* PROBLEM STATEMENT: Give back each line of the listing below that contains the string "heading".
[SUPPLIED RECORDS — start]
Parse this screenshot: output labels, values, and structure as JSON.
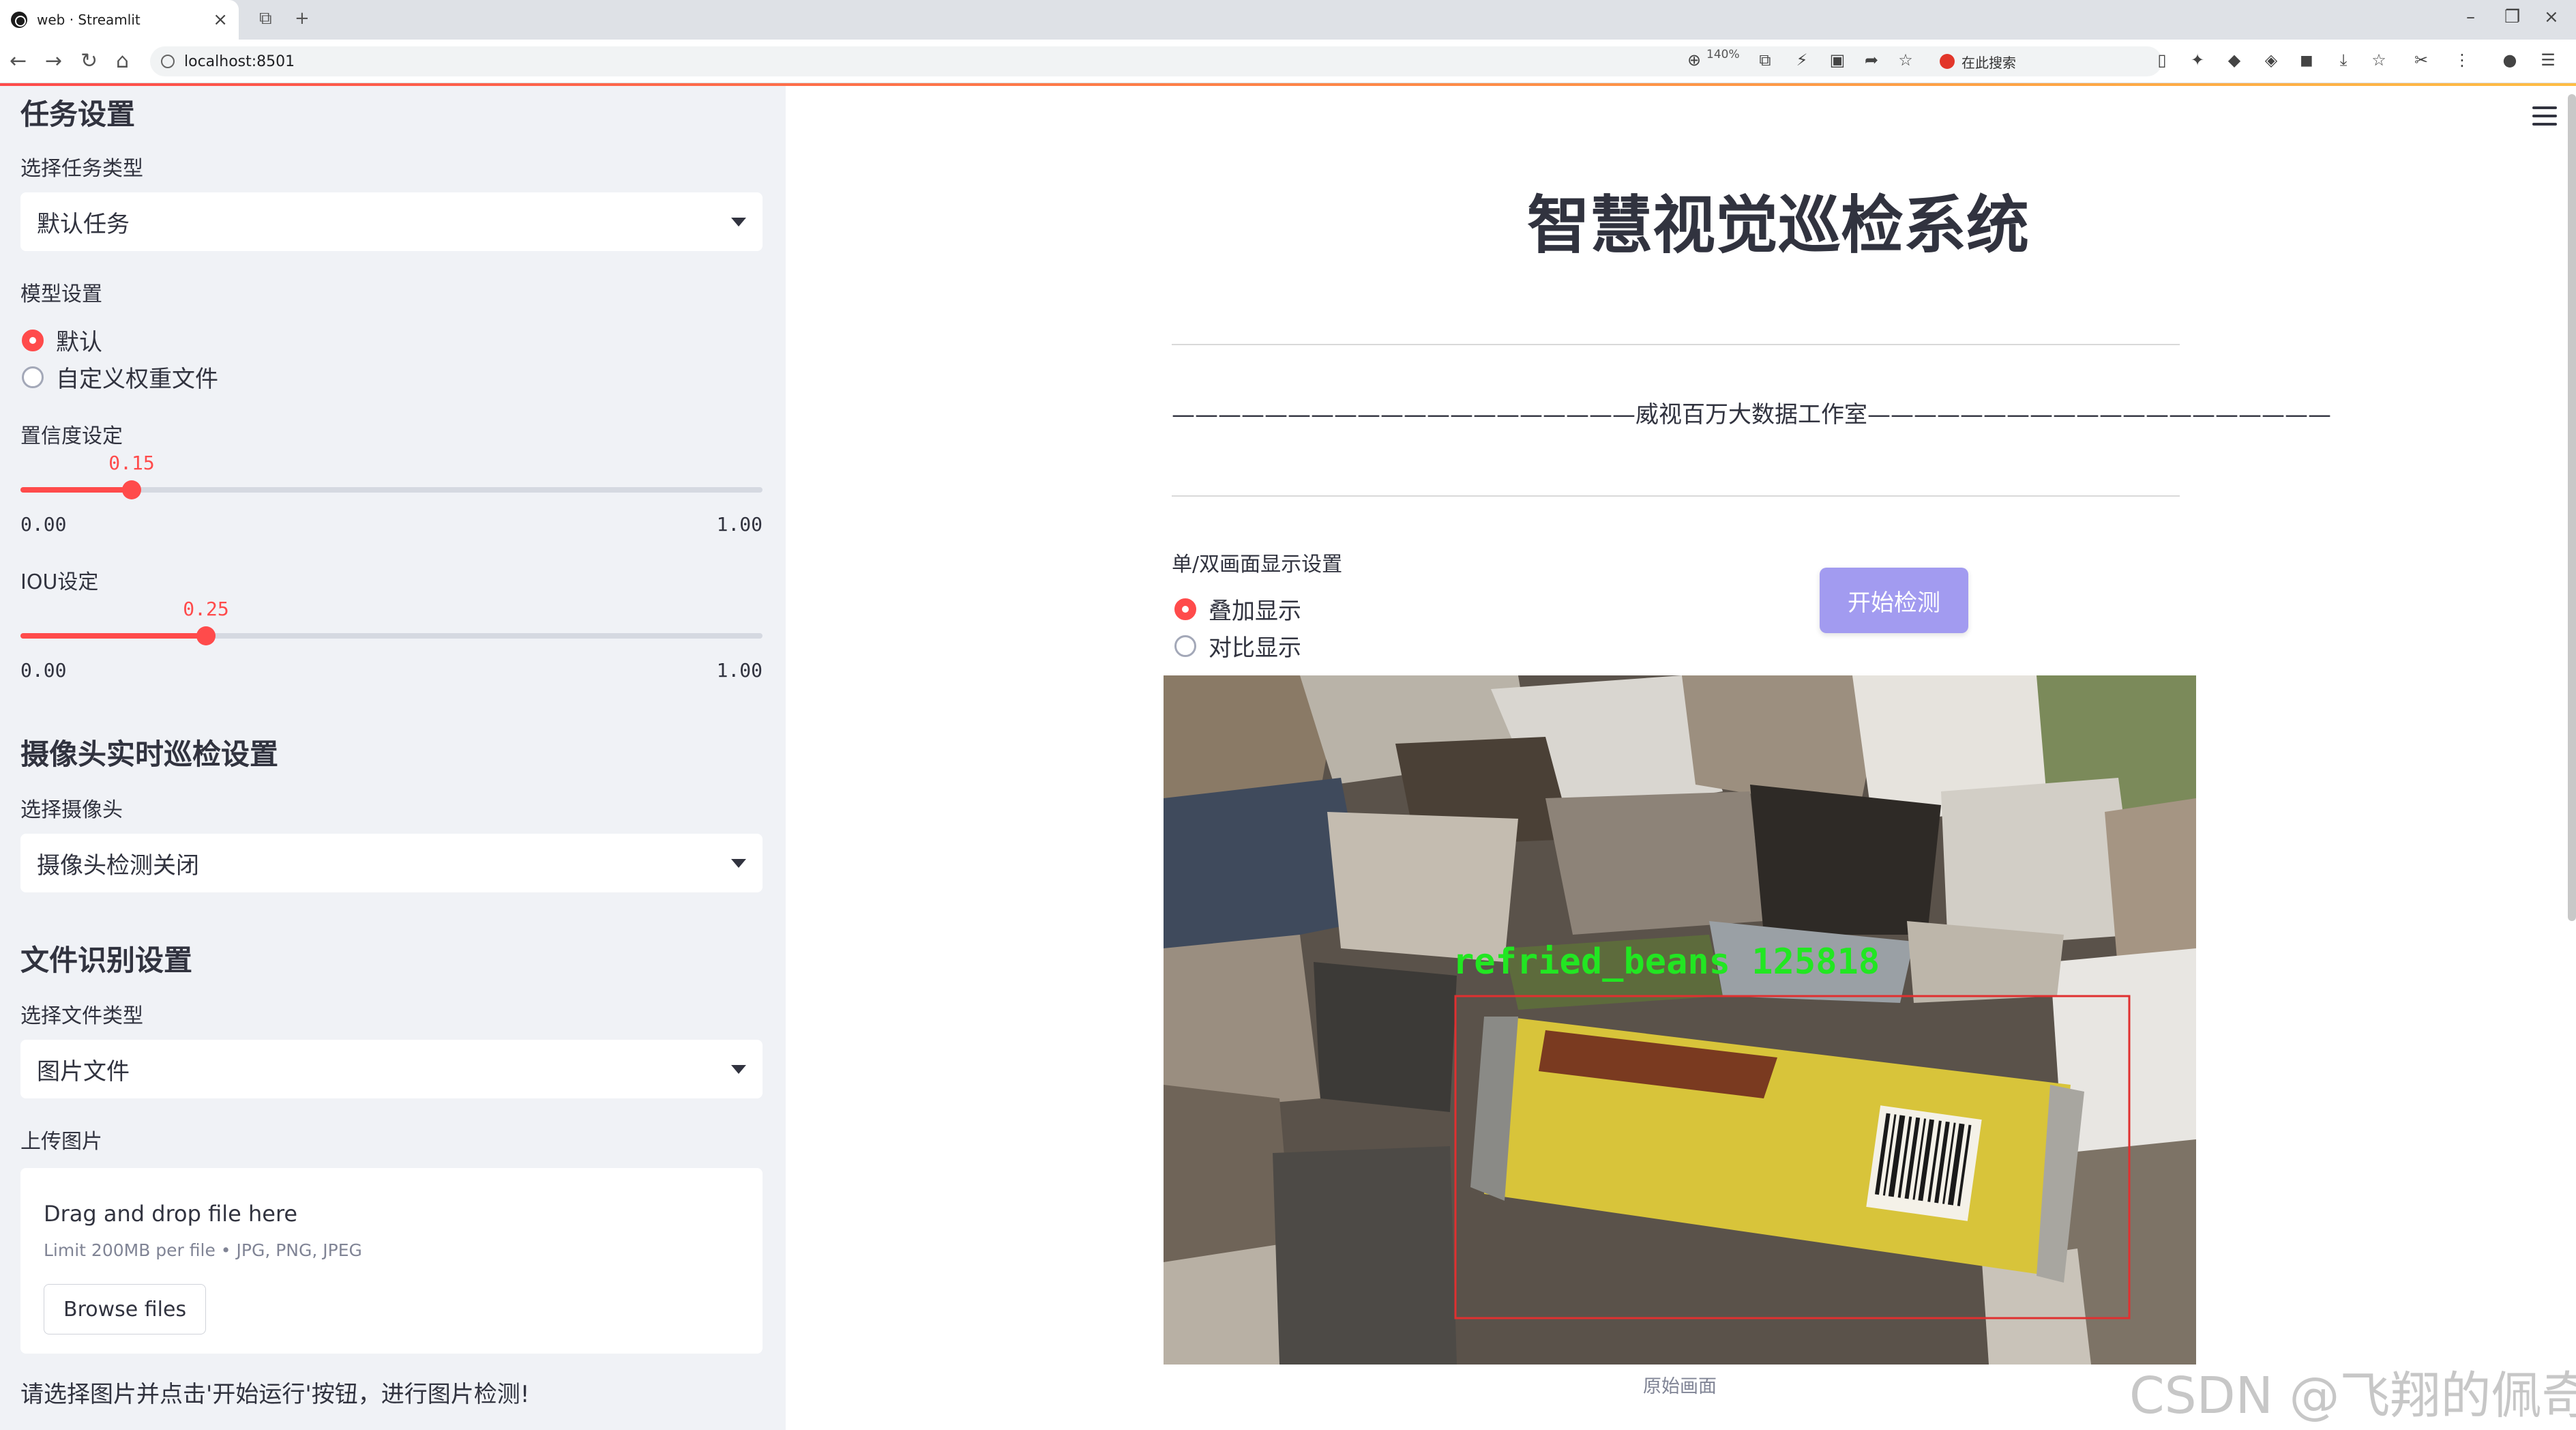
{
  "browser": {
    "tab_title": "web · Streamlit",
    "url": "localhost:8501",
    "zoom": "140%",
    "search_placeholder": "在此搜索"
  },
  "sidebar": {
    "task_section_title": "任务设置",
    "task_type_label": "选择任务类型",
    "task_type_value": "默认任务",
    "model_label": "模型设置",
    "model_options": [
      "默认",
      "自定义权重文件"
    ],
    "model_selected": 0,
    "conf_label": "置信度设定",
    "conf_value": 0.15,
    "conf_value_text": "0.15",
    "conf_min": "0.00",
    "conf_max": "1.00",
    "iou_label": "IOU设定",
    "iou_value": 0.25,
    "iou_value_text": "0.25",
    "iou_min": "0.00",
    "iou_max": "1.00",
    "camera_section_title": "摄像头实时巡检设置",
    "camera_label": "选择摄像头",
    "camera_value": "摄像头检测关闭",
    "file_section_title": "文件识别设置",
    "file_type_label": "选择文件类型",
    "file_type_value": "图片文件",
    "upload_label": "上传图片",
    "upload_title": "Drag and drop file here",
    "upload_limit": "Limit 200MB per file • JPG, PNG, JPEG",
    "browse_label": "Browse files",
    "hint": "请选择图片并点击'开始运行'按钮，进行图片检测!"
  },
  "main": {
    "title": "智慧视觉巡检系统",
    "studio_line": "————————————————————威视百万大数据工作室————————————————————",
    "display_label": "单/双画面显示设置",
    "display_options": [
      "叠加显示",
      "对比显示"
    ],
    "display_selected": 0,
    "start_button": "开始检测",
    "detection_label": "refried_beans 125818",
    "image_caption": "原始画面",
    "watermark": "CSDN @飞翔的佩奇"
  },
  "colors": {
    "accent": "#ff4b4b",
    "sidebar_bg": "#f0f2f6",
    "primary_button": "#a29bf0",
    "detection_box": "#e03030",
    "detection_text": "#22e622"
  }
}
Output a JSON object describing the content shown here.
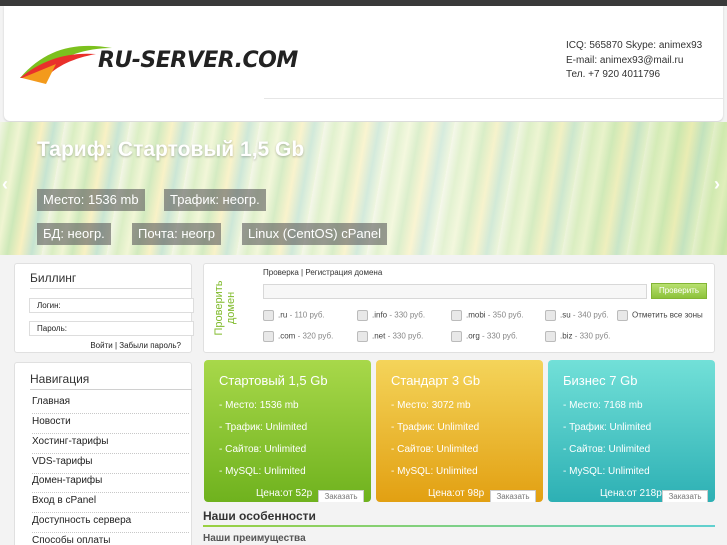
{
  "header": {
    "logo_text": "RU-SERVER.COM",
    "contacts": {
      "icq_skype": "ICQ: 565870 Skype: animex93",
      "email": "E-mail: animex93@mail.ru",
      "phone": "Тел. +7 920 4011796"
    }
  },
  "slider": {
    "title": "Тариф: Стартовый 1,5 Gb",
    "badges": [
      "Место: 1536 mb",
      "Трафик: неогр.",
      "БД: неогр.",
      "Почта: неогр",
      "Linux (CentOS) cPanel"
    ],
    "prev_arrow": "‹",
    "next_arrow": "›"
  },
  "billing": {
    "title": "Биллинг",
    "login_label": "Логин:",
    "password_label": "Пароль:",
    "links": "Войти | Забыли пароль?"
  },
  "navigation": {
    "title": "Навигация",
    "items": [
      "Главная",
      "Новости",
      "Хостинг-тарифы",
      "VDS-тарифы",
      "Домен-тарифы",
      "Вход в cPanel",
      "Доступность сервера",
      "Способы оплаты"
    ]
  },
  "domain": {
    "vertical_label_1": "Проверить",
    "vertical_label_2": "домен",
    "header": "Проверка | Регистрация домена",
    "button": "Проверить",
    "mark_all": "Отметить все зоны",
    "zones": [
      {
        "name": ".ru",
        "price": "- 110 руб."
      },
      {
        "name": ".info",
        "price": "- 330 руб."
      },
      {
        "name": ".mobi",
        "price": "- 350 руб."
      },
      {
        "name": ".su",
        "price": "- 340 руб."
      },
      {
        "name": ".com",
        "price": "- 320 руб."
      },
      {
        "name": ".net",
        "price": "- 330 руб."
      },
      {
        "name": ".org",
        "price": "- 330 руб."
      },
      {
        "name": ".biz",
        "price": "- 330 руб."
      }
    ]
  },
  "tariffs": [
    {
      "title": "Стартовый 1,5 Gb",
      "lines": [
        "- Место: 1536 mb",
        "- Трафик: Unlimited",
        "- Сайтов: Unlimited",
        "- MySQL: Unlimited"
      ],
      "price": "Цена:от 52р",
      "order": "Заказать",
      "color_top": "#a8d84a",
      "color_bottom": "#6fb21e"
    },
    {
      "title": "Стандарт 3 Gb",
      "lines": [
        "- Место: 3072 mb",
        "- Трафик: Unlimited",
        "- Сайтов: Unlimited",
        "- MySQL: Unlimited"
      ],
      "price": "Цена:от 98р",
      "order": "Заказать",
      "color_top": "#f4d45a",
      "color_bottom": "#e2a012"
    },
    {
      "title": "Бизнес 7 Gb",
      "lines": [
        "- Место: 7168 mb",
        "- Трафик: Unlimited",
        "- Сайтов: Unlimited",
        "- MySQL: Unlimited"
      ],
      "price": "Цена:от 218р",
      "order": "Заказать",
      "color_top": "#72e0d8",
      "color_bottom": "#2db0b4"
    }
  ],
  "features": {
    "title": "Наши особенности",
    "advantages_title": "Наши преимущества"
  }
}
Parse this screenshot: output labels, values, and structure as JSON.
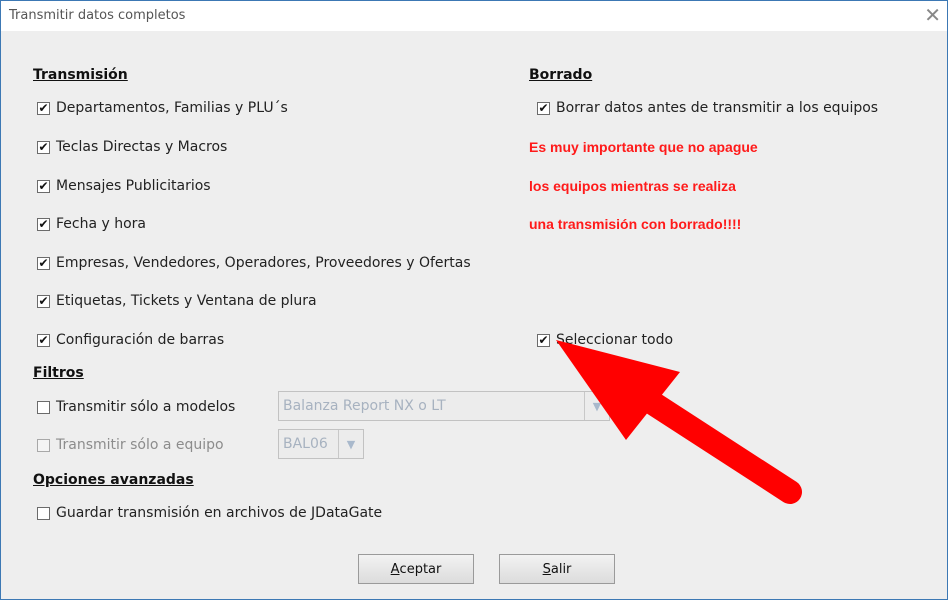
{
  "window": {
    "title": "Transmitir datos completos",
    "close_glyph": "✕"
  },
  "transmision": {
    "heading": "Transmisión",
    "items": [
      {
        "label": "Departamentos, Familias y PLU´s",
        "checked": true
      },
      {
        "label": "Teclas Directas y Macros",
        "checked": true
      },
      {
        "label": "Mensajes Publicitarios",
        "checked": true
      },
      {
        "label": "Fecha y hora",
        "checked": true
      },
      {
        "label": "Empresas, Vendedores, Operadores, Proveedores y Ofertas",
        "checked": true
      },
      {
        "label": "Etiquetas, Tickets y Ventana de plura",
        "checked": true
      },
      {
        "label": "Configuración de barras",
        "checked": true
      }
    ]
  },
  "borrado": {
    "heading": "Borrado",
    "item": {
      "label": "Borrar datos antes de transmitir a los equipos",
      "checked": true
    },
    "warning_lines": [
      "Es muy importante que no apague",
      "los equipos mientras se realiza",
      "una transmisión con borrado!!!!"
    ],
    "warning_color": "#ff1a1a"
  },
  "seleccionar_todo": {
    "label": "Seleccionar todo",
    "checked": true
  },
  "filtros": {
    "heading": "Filtros",
    "modelos": {
      "label": "Transmitir sólo a modelos",
      "checked": false,
      "value": "Balanza Report NX o LT"
    },
    "equipo": {
      "label": "Transmitir sólo a equipo",
      "checked": false,
      "value": "BAL06"
    }
  },
  "avanzadas": {
    "heading": "Opciones avanzadas",
    "item": {
      "label": "Guardar transmisión en archivos de JDataGate",
      "checked": false
    }
  },
  "buttons": {
    "aceptar": {
      "mnemonic": "A",
      "rest": "ceptar"
    },
    "salir": {
      "mnemonic": "S",
      "rest": "alir"
    }
  },
  "icons": {
    "check": "check-icon",
    "dropdown": "chevron-down-icon",
    "annotation": "red-arrow-annotation"
  },
  "colors": {
    "accent_border": "#3c78b4",
    "annotation_red": "#ff0000"
  }
}
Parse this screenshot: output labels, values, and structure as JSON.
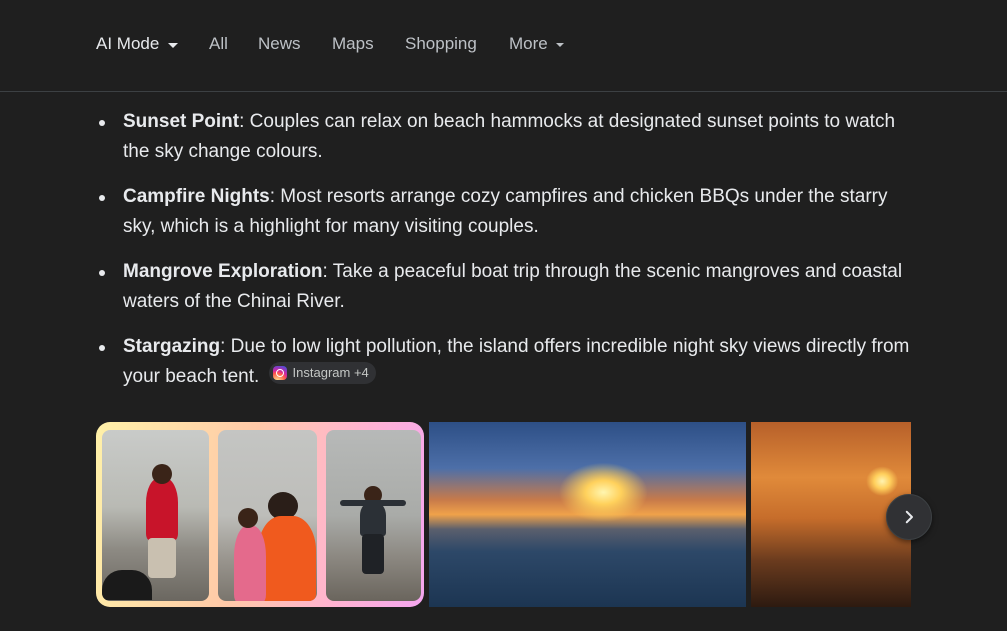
{
  "nav": {
    "tabs": [
      {
        "label": "AI Mode",
        "has_dropdown": true,
        "active": true
      },
      {
        "label": "All"
      },
      {
        "label": "News"
      },
      {
        "label": "Maps"
      },
      {
        "label": "Shopping"
      },
      {
        "label": "More",
        "has_dropdown": true
      }
    ]
  },
  "content": {
    "bullets": [
      {
        "term": "Sunset Point",
        "text": ": Couples can relax on beach hammocks at designated sunset points to watch the sky change colours."
      },
      {
        "term": "Campfire Nights",
        "text": ": Most resorts arrange cozy campfires and chicken BBQs under the starry sky, which is a highlight for many visiting couples."
      },
      {
        "term": "Mangrove Exploration",
        "text": ": Take a peaceful boat trip through the scenic mangroves and coastal waters of the Chinai River."
      },
      {
        "term": "Stargazing",
        "text": ": Due to low light pollution, the island offers incredible night sky views directly from your beach tent."
      }
    ],
    "source_chip": {
      "icon": "instagram-icon",
      "label": "Instagram +4"
    }
  },
  "gallery": {
    "images": [
      "couple-collage",
      "sunset-sea",
      "sunset-boat"
    ],
    "next_icon": "chevron-right-icon"
  },
  "colors": {
    "background": "#1f1f1f",
    "text": "#e8eaed",
    "muted": "#bdc1c6",
    "chip_bg": "#303134"
  }
}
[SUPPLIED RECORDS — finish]
* ANSWER SPACE:
    "heading": "Transmisión",
    "heading": "Borrado",
    "heading": "Filtros",
    "heading": "Opciones avanzadas",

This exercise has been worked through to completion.